  1. Alnaser, N.W, 2008. Toward s Sustainable Buildings in Bahrain , Kuwait and United Arab Emirates. The Open Construction and Building Technology Journ al, 2, 30-4.
  2. Chan, A and Henn, R. 2008. Overcoming the social and psychological barrier to green building. Organization and management, 2-46.
  3. Chan, E.H.W., Qian, Q.K., Lam, P.T.I. , 2009. The market for green building in developed Asian cities-the perspectives of building designers. Energy policy, 3 061-3070.
  4. Confederation of international contractors’ association (CICA), 2002. Industry as a partner for sustain able development. London: Longman.
  5. Ichholtz, P., Kok, N. and Quigley, J M. 2010, Doing well by doing good? Green office buildings. The American Economic Review, 100(5), 2492-2509.

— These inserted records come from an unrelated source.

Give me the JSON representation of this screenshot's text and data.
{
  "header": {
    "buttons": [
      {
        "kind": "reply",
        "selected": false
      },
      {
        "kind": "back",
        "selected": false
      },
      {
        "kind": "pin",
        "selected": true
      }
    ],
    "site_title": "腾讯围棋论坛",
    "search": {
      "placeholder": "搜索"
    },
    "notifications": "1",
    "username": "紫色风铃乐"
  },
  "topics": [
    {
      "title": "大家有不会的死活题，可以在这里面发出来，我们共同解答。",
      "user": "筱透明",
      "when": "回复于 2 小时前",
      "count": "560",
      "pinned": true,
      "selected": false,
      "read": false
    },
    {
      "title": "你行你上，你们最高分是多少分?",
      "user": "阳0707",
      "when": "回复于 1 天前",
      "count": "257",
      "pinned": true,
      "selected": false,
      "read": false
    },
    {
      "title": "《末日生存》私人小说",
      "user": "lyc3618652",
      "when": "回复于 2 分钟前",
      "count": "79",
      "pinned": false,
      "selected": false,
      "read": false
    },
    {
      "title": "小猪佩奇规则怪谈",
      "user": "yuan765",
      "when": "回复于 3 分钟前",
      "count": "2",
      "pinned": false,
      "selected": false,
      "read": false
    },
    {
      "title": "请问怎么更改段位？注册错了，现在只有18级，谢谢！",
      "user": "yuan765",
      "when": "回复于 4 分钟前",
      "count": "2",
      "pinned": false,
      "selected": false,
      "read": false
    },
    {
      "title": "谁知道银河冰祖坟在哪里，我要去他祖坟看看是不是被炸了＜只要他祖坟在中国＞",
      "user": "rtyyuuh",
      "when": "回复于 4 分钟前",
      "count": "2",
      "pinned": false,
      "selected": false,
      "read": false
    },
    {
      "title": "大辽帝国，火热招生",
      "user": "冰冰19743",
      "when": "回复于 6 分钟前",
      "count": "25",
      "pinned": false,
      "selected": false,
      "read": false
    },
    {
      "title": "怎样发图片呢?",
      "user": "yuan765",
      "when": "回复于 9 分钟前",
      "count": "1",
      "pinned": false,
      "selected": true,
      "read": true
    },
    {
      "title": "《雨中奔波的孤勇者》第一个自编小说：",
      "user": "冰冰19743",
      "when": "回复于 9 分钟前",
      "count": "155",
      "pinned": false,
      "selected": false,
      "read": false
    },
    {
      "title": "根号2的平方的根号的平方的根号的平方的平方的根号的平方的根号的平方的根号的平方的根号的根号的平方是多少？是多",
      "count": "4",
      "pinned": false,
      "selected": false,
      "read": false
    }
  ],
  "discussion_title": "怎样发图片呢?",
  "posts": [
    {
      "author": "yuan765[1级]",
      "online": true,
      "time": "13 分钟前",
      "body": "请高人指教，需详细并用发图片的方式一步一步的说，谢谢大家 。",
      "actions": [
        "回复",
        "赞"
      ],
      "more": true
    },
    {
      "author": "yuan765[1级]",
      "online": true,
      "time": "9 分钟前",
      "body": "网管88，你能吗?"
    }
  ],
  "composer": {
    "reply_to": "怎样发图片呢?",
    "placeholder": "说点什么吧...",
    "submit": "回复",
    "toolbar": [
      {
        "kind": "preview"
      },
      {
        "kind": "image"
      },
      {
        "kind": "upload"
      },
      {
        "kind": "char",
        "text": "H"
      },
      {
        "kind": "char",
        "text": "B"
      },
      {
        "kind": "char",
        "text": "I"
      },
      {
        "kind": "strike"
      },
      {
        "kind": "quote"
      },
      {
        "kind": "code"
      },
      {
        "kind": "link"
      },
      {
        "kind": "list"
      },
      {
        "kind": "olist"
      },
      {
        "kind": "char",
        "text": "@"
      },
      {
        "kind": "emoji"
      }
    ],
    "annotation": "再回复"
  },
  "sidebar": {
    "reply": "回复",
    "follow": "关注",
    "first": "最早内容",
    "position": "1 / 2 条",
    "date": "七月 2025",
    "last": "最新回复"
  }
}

  6. Fuertst, F. and McAllister, 2011. Green noise or green value? Measuring the effects of environmental certification on office values, Real estate economics. 39(1), 45-69.
  7. Kats, G., 2003. The costs and financial benefits of green buildings [online]. Available from: http:/ / News/ News477.pdf.
  8. Masry, D. 2012, How to gain green certification. Construction sites, 63 (October), 20-2 1.
  9. Mills, F, Lawrence, T, Rakheja, A, and Abdel K. Darwich, AK, 2012. Green Building Practices Around the World. ASHRAE Journal, 48 – 55.
  10. McGraw-Hill Construction 2013, World green building trends [online]. Available from: http:// 8613/ 6295/ 6420/World_Green_Building_Trends_SmartMarket Report2013.pdf.
  11. Ottman, 1997), Green marketing, opportunity for innovation, NTC publishers.
  12. Ottman, J 2008. The five simple rule s of green marketing. Design management review, 65-69.
  13. Ottman, J, Staffford, E.R. and Hartman, C.L.. 2006. Avoiding green marketing myopia Environment. 48 (5), 24-36.
  14. Pedini, A D. and Ashuri , B., 2010. An overview of the benefits and risk factors of going green in existing buildings. International journal of facility management, 1 (1), 1 – 15.
  15. Polon sky, M. and Rosenburger, J., 1994. Re-evaluating green marketing; a strategic approach, 21-30.